Proof, aside from several old Manhattan maps? (Like this one, from the 1870s).

Check out the address engraved into the corners of P.S. 158, an elementary school on today’s York Avenue between 77th and 78th Streets.

“Ave. A” it clearly reads. And it should, because when the school opened in the 1890s, this was Avenue A.

York Avenue didn’t get its name until 1928, when the city officially decided to rename Avenue A uptown in honor of World War I hero Sergeant Alvin York (who was actually from Tennessee, but was feted by the city after the war ended).

The renaming had another purpose: It was hoped that a new name would be “symbolic of the rehabilitation of the East Side,” according to a New York Times article.

As far as I know, this is the only remaining vestige of Avenue A’s uptown stretch.

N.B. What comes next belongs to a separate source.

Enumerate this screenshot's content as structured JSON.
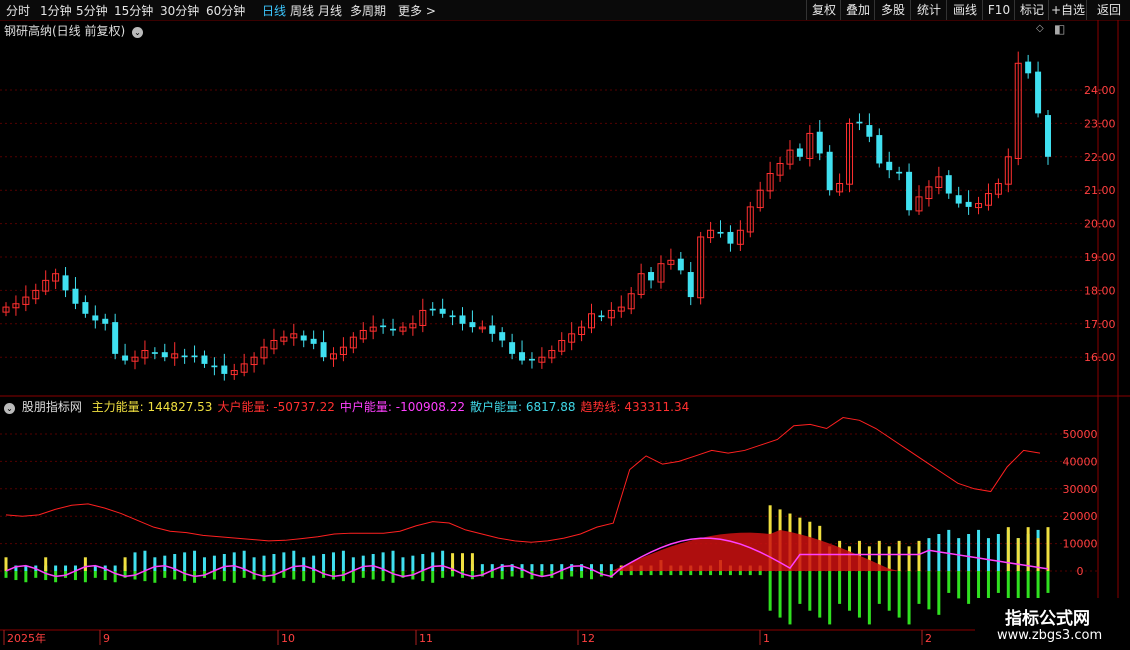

[Second image: NYPL]

What remains of 3 old-school corner drugstores

January 14, 2019

Neon signs, decorative mortar and pestles, brass chandeliers, wood shelves with sliding ladders…there’s a lot to love about New York’s longtime independent pharmacies.

Many of these corner stores have been in business for over a century, yet have somehow resisted getting steamrolled by Duane Reade.

I don’t know how long M&M Pharmacy has been on Avenue M and East 19th Street in Midwood. But the signage, at least, dates to the 1940s.

The corner neon sign with the Rx is a wonderful relic—and when was the last time you saw the word “toiletries” on a store sign?

The English lettering on M&M’s weathered neon sign looks very 1940s (the Cyrillic script, clearly, is not quite as old).

But inside the store, past the wood shelves, are Art Deco–inspired signs at the prescription counter that look like they’re from the 1920s or 1930s. (Thanks to D.S. for getting the inside and outside views.)

Another old-school corner drugstore that caught my eye is Health Wise, on York Avenue and 79th Street.

The website says this pharmacy has been run by the same family since 1992. But based on the gorgeous neon sign that casts a lovely glow at York Avenue and 79th Street, I wonder if the store has been there a lot longer.

Also in Yorkville on First Avenue and East 65th Street is Goldberger’s, in business since the Spanish American War. It’s the signage on the sides of the store, however, that make me feel like I’ve stepped into a noir.

Cosmetics, drugs, prescriptions…and then the fanciful Goldberger’s lettering, in script. New York drugstores had everything. Now if only this sign still lit up in neon!

[Top 3 photos: D.S.]